Members of the Welfare Fund are required to pay a monthly stipend. It is also possible to pay the entire amount for six months or one year together. The minimum monthly payment is Rs 100. The government will also contribute an equivalent of up to Rs. 250 to the fund. Each trader is required to contribute one per cent of their annual profits to the fund as an agricultural incentive.
Other than the pension, benefits include aid for those who are suffering from chronic illnesses; aid for the members’ or their children’s education and marriage and compensation for the member and their family in the case of an accident, wildlife attack, poisoning or death.
Pension for Farmers
Farmers who have paid their share for at least five years, without arrears, and remain members of the Welfare Fund will be entitled to pension once they cross the age of 60. The family of a farmer who dies after paying for at least five years, without arrears, is also entitled to the pension.
Farmers who are unable to continue farming due to health issues will be given a monthly pension up to the age of 60. Those who are physically disabled due to illness or an accident will be given disability benefits. Medical assistance will be given to those who are the part of life insurance and medical insurance coverage as decided by the Board.

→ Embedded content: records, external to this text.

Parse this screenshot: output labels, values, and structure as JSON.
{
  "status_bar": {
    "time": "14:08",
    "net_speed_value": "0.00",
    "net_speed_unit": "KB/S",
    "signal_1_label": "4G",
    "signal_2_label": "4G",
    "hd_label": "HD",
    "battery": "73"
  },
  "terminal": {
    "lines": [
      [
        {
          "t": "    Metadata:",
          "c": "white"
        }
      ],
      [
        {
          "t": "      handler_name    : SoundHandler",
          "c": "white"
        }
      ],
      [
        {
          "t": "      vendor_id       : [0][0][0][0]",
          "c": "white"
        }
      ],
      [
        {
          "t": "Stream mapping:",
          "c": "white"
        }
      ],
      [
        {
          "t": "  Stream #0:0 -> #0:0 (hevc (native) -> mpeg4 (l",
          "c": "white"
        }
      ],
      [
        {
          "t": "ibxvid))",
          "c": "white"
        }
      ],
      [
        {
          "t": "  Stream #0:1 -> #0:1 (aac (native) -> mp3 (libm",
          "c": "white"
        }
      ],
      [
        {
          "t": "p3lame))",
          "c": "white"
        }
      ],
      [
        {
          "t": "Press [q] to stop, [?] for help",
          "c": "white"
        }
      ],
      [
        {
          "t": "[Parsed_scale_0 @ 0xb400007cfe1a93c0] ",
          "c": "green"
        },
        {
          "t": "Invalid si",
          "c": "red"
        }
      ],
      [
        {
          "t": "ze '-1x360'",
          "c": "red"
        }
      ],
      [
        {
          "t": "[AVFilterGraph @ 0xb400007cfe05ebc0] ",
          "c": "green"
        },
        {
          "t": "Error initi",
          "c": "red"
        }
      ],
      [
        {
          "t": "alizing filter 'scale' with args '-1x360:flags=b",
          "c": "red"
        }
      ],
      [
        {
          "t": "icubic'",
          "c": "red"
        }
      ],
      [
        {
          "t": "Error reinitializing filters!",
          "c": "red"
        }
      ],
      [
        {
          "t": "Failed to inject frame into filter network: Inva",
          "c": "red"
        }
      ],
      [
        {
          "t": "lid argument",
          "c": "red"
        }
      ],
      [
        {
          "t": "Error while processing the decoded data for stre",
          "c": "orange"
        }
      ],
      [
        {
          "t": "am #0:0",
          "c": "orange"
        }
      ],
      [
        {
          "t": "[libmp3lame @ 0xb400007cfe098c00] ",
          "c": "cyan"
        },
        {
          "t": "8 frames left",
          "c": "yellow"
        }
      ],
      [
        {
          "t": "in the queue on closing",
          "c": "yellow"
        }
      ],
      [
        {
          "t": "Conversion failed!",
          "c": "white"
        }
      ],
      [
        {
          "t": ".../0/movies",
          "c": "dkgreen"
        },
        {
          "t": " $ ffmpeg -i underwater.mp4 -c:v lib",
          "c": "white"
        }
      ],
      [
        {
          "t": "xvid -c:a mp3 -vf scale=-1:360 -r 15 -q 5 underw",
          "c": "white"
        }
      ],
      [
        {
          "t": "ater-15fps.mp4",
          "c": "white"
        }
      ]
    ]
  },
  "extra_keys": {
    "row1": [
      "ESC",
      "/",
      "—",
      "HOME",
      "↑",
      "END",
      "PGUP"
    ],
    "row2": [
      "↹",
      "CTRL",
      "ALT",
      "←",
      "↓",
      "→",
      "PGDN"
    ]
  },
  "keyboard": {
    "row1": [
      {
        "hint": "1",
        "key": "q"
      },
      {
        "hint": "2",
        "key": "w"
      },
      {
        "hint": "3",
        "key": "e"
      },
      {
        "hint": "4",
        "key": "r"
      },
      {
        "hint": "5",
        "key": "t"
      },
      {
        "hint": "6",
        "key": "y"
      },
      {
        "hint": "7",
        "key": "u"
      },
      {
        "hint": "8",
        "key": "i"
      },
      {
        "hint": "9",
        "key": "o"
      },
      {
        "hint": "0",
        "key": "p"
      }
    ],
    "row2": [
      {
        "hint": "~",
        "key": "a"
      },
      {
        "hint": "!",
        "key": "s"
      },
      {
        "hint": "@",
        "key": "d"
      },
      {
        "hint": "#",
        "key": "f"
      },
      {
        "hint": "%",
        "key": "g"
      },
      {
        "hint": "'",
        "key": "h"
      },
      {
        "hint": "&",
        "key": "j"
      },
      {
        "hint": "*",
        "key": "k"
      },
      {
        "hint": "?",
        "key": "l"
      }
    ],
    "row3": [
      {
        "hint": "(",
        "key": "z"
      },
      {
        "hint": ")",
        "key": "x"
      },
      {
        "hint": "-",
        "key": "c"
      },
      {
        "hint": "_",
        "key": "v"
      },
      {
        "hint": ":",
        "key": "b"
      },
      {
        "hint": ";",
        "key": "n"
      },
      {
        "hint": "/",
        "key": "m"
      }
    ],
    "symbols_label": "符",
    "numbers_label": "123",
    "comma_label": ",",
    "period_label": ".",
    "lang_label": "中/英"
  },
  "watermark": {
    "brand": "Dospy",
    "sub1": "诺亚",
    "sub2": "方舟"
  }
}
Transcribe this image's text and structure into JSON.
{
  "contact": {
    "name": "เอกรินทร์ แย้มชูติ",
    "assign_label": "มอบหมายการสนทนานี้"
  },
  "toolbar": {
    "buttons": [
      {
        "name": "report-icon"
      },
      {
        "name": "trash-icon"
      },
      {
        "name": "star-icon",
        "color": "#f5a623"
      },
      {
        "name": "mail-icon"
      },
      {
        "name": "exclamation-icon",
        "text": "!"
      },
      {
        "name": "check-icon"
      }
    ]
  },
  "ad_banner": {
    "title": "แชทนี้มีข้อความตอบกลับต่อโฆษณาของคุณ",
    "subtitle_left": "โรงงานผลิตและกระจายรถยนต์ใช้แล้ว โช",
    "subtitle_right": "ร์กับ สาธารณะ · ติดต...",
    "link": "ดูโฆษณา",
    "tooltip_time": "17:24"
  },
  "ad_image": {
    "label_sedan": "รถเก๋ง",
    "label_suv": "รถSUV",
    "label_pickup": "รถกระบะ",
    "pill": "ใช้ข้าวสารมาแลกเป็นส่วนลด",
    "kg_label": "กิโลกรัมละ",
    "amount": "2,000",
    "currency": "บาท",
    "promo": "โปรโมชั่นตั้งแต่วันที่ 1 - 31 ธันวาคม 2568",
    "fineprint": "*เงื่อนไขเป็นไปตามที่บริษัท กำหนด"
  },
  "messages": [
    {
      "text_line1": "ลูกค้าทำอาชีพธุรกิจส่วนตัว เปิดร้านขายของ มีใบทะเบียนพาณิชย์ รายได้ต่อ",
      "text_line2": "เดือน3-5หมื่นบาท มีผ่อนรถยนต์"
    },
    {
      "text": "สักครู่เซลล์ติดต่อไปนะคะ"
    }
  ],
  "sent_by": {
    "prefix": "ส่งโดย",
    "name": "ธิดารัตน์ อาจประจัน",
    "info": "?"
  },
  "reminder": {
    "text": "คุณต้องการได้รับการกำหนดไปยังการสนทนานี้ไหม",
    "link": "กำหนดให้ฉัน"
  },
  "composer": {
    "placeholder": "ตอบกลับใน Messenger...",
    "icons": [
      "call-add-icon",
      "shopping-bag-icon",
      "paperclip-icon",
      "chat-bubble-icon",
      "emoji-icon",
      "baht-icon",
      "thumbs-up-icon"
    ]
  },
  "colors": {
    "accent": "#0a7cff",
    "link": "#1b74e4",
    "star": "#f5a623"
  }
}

The Board has been constituted after detailed discussions with farmers and the people's representatives. The minister said that the Welfare Fund Board is a big step in the history of farmers in Kerala.